Oct 08, 2007
Mind-reading computers respond to users' moods
Researchers at Tufts University are developing a system that allows to monitor user experiences while working. The system is based on functional near-infrared spectroscopy (fNIRS) technology that uses light to monitor brain blood flow as a proxy for workload stress a user may experience when performing an increasingly difficult task to respond to users' thoughts of frustration or boredom.
New evaluation techniques that monitor user experiences while working with computers are increasingly necessary," said Robert Jacob, computer science professor and researcher. "One moment a user may be bored, and the next moment, the same user may be overwhelmed.
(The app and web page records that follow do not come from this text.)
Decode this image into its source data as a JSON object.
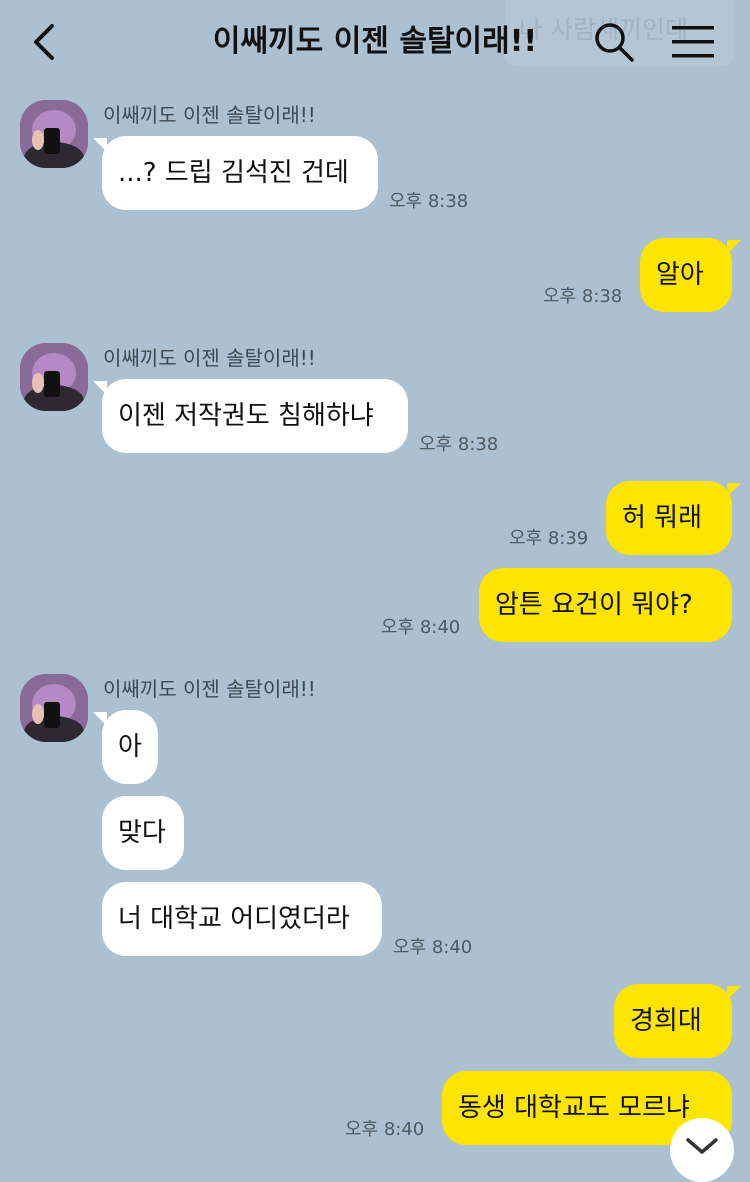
{
  "header": {
    "title": "이쌔끼도 이젠 솔탈이래!!",
    "ghost_text": "나 사람새끼인데"
  },
  "icons": {
    "back": "chevron-left-icon",
    "search": "search-icon",
    "menu": "hamburger-menu-icon",
    "scroll_down": "chevron-down-icon"
  },
  "colors": {
    "background": "#abc1d1",
    "incoming_bubble": "#ffffff",
    "outgoing_bubble": "#fee500"
  },
  "messages": {
    "g1": {
      "sender": "이쌔끼도 이젠 솔탈이래!!",
      "m1": "...? 드립 김석진 건데",
      "time": "오후 8:38"
    },
    "o1": {
      "text": "알아",
      "time": "오후 8:38"
    },
    "g2": {
      "sender": "이쌔끼도 이젠 솔탈이래!!",
      "m1": "이젠 저작권도 침해하냐",
      "time": "오후 8:38"
    },
    "o2": {
      "text": "허 뭐래",
      "time": "오후 8:39"
    },
    "o3": {
      "text": "암튼 요건이 뭐야?",
      "time": "오후 8:40"
    },
    "g3": {
      "sender": "이쌔끼도 이젠 솔탈이래!!",
      "m1": "아",
      "m2": "맞다",
      "m3": "너 대학교 어디였더라",
      "time": "오후 8:40"
    },
    "o4": {
      "text": "경희대"
    },
    "o5": {
      "text": "동생 대학교도 모르냐",
      "time": "오후 8:40"
    }
  }
}
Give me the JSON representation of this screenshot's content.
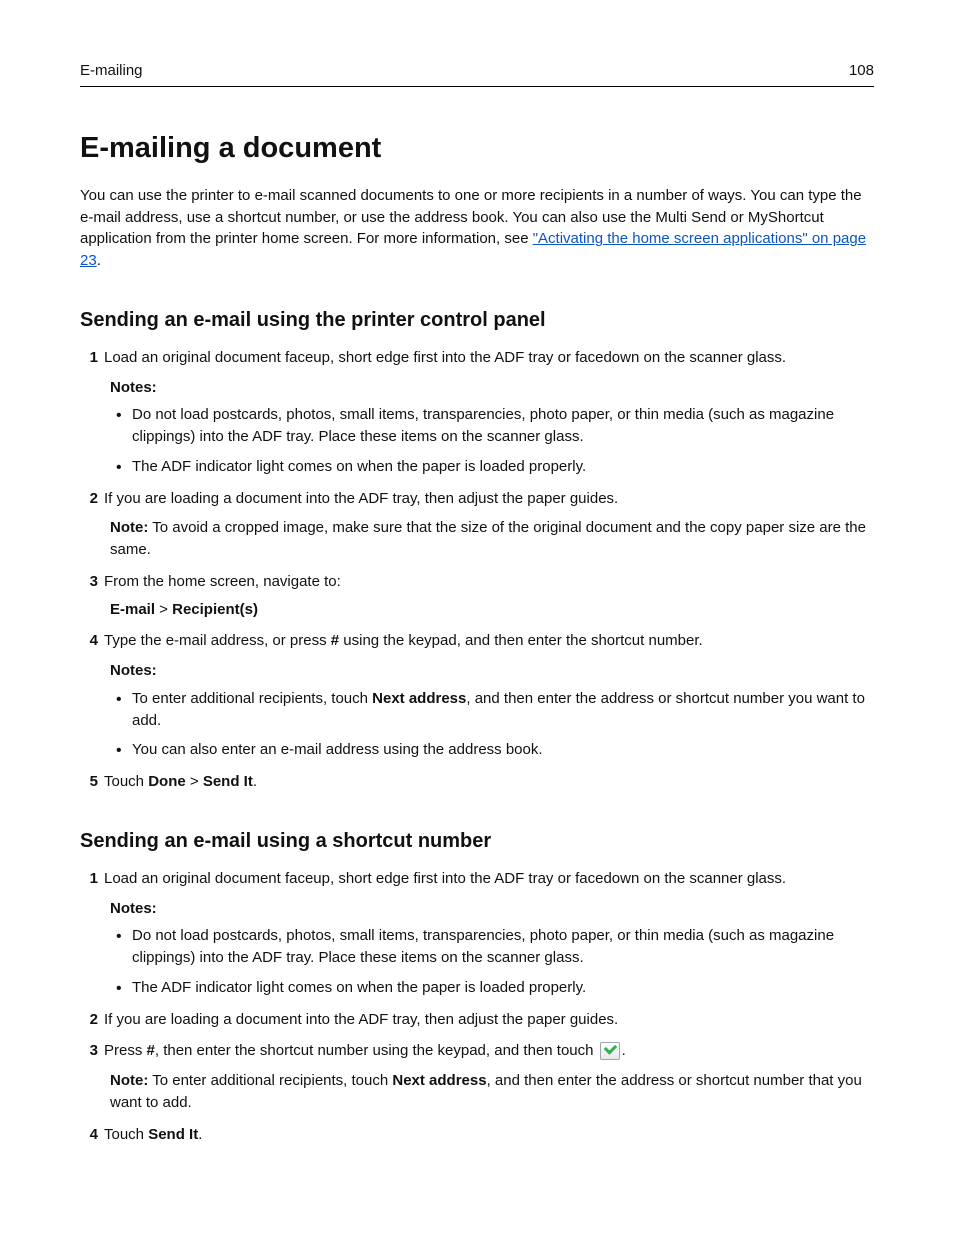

Measuring mental workload, frustration and distraction is typically limited to qualitatively observing computer users or to administering surveys after completion of a task, potentially missing valuable insight into the users' changing experiences."